- [Task material]:
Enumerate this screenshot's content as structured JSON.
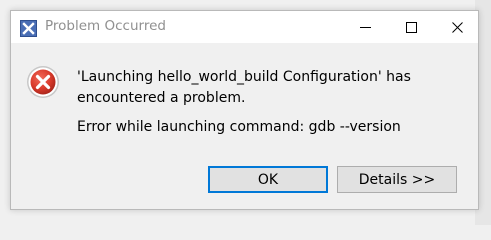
{
  "window": {
    "title": "Problem Occurred"
  },
  "message": {
    "main": "'Launching hello_world_build Configuration' has encountered a problem.",
    "detail": "Error while launching command: gdb --version"
  },
  "buttons": {
    "ok_label": "OK",
    "details_label": "Details >>"
  },
  "icons": {
    "app": "eclipse-x-icon",
    "error": "error-icon",
    "minimize": "minimize-icon",
    "maximize": "maximize-icon",
    "close": "close-icon"
  },
  "colors": {
    "error_red": "#d93a2b",
    "focus_blue": "#0078d7",
    "app_icon_blue": "#3a5a9c"
  }
}
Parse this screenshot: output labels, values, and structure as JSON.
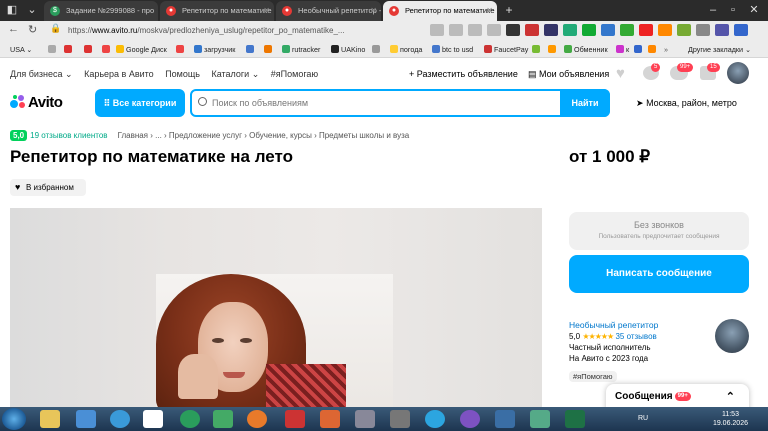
{
  "browser": {
    "tabs": [
      {
        "label": "Задание №2999088 - про",
        "active": false
      },
      {
        "label": "Репетитор по математике",
        "active": false
      },
      {
        "label": "Необычный репетитор - Е",
        "active": false
      },
      {
        "label": "Репетитор по математике",
        "active": true
      }
    ],
    "url_host": "www.avito.ru",
    "url_path": "/moskva/predlozheniya_uslug/repetitor_po_matematike_...",
    "url_scheme": "https://",
    "bookmarks": [
      "USA",
      "Google Диск",
      "загрузчик",
      "rutracker",
      "UAKino",
      "погода",
      "btc to usd",
      "FaucetPay",
      "Обменник",
      "к",
      "Другие закладки"
    ]
  },
  "avito": {
    "topnav": [
      "Для бизнеса ⌄",
      "Карьера в Авито",
      "Помощь",
      "Каталоги ⌄",
      "#яПомогаю"
    ],
    "post_ad": "+ Разместить объявление",
    "my_ads": "Мои объявления",
    "badges": {
      "notifications": "5",
      "messages": "99+",
      "cart": "15"
    },
    "logo": "Avito",
    "categories_button": "Все категории",
    "search_placeholder": "Поиск по объявлениям",
    "search_button": "Найти",
    "location": "Москва, район, метро",
    "rating": "5,0",
    "reviews_link": "19 отзывов клиентов",
    "breadcrumbs": "Главная › ... › Предложение услуг › Обучение, курсы › Предметы школы и вуза",
    "title": "Репетитор по математике на лето",
    "price": "от 1 000 ₽",
    "favorite": "В избранном",
    "no_calls_title": "Без звонков",
    "no_calls_sub": "Пользователь предпочитает сообщения",
    "write_message": "Написать сообщение",
    "seller_name": "Необычный репетитор",
    "seller_rating": "5,0",
    "seller_stars": "★★★★★",
    "seller_reviews": "35 отзывов",
    "seller_type": "Частный исполнитель",
    "seller_since": "На Авито с 2023 года",
    "tag": "#яПомогаю",
    "messages_widget": "Сообщения",
    "messages_count": "99+"
  },
  "taskbar": {
    "lang": "RU",
    "time": "11:53",
    "date": "19.06.2026"
  },
  "colors": {
    "accent": "#00aaff",
    "rating_green": "#02d15c",
    "star": "#fdb300"
  }
}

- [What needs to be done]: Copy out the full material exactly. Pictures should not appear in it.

- [Exercise solution]:
Enumerate this screenshot's content as structured JSON.
{
  "window": {
    "title": "Problem Occurred"
  },
  "message": {
    "main": "'Launching hello_world_build Configuration' has encountered a problem.",
    "detail": "Error while launching command: gdb --version"
  },
  "buttons": {
    "ok_label": "OK",
    "details_label": "Details >>"
  },
  "icons": {
    "app": "eclipse-x-icon",
    "error": "error-icon",
    "minimize": "minimize-icon",
    "maximize": "maximize-icon",
    "close": "close-icon"
  },
  "colors": {
    "error_red": "#d93a2b",
    "focus_blue": "#0078d7",
    "app_icon_blue": "#3a5a9c"
  }
}
Parse this screenshot: output labels, values, and structure as JSON.
{
  "browser": {
    "tabs": [
      {
        "label": "Задание №2999088 - про",
        "active": false
      },
      {
        "label": "Репетитор по математике",
        "active": false
      },
      {
        "label": "Необычный репетитор - Е",
        "active": false
      },
      {
        "label": "Репетитор по математике",
        "active": true
      }
    ],
    "url_host": "www.avito.ru",
    "url_path": "/moskva/predlozheniya_uslug/repetitor_po_matematike_...",
    "url_scheme": "https://",
    "bookmarks": [
      "USA",
      "Google Диск",
      "загрузчик",
      "rutracker",
      "UAKino",
      "погода",
      "btc to usd",
      "FaucetPay",
      "Обменник",
      "к",
      "Другие закладки"
    ]
  },
  "avito": {
    "topnav": [
      "Для бизнеса ⌄",
      "Карьера в Авито",
      "Помощь",
      "Каталоги ⌄",
      "#яПомогаю"
    ],
    "post_ad": "+ Разместить объявление",
    "my_ads": "Мои объявления",
    "badges": {
      "notifications": "5",
      "messages": "99+",
      "cart": "15"
    },
    "logo": "Avito",
    "categories_button": "Все категории",
    "search_placeholder": "Поиск по объявлениям",
    "search_button": "Найти",
    "location": "Москва, район, метро",
    "rating": "5,0",
    "reviews_link": "19 отзывов клиентов",
    "breadcrumbs": "Главная › ... › Предложение услуг › Обучение, курсы › Предметы школы и вуза",
    "title": "Репетитор по математике на лето",
    "price": "от 1 000 ₽",
    "favorite": "В избранном",
    "no_calls_title": "Без звонков",
    "no_calls_sub": "Пользователь предпочитает сообщения",
    "write_message": "Написать сообщение",
    "seller_name": "Необычный репетитор",
    "seller_rating": "5,0",
    "seller_stars": "★★★★★",
    "seller_reviews": "35 отзывов",
    "seller_type": "Частный исполнитель",
    "seller_since": "На Авито с 2023 года",
    "tag": "#яПомогаю",
    "messages_widget": "Сообщения",
    "messages_count": "99+"
  },
  "taskbar": {
    "lang": "RU",
    "time": "11:53",
    "date": "19.06.2026"
  },
  "colors": {
    "accent": "#00aaff",
    "rating_green": "#02d15c",
    "star": "#fdb300"
  }
}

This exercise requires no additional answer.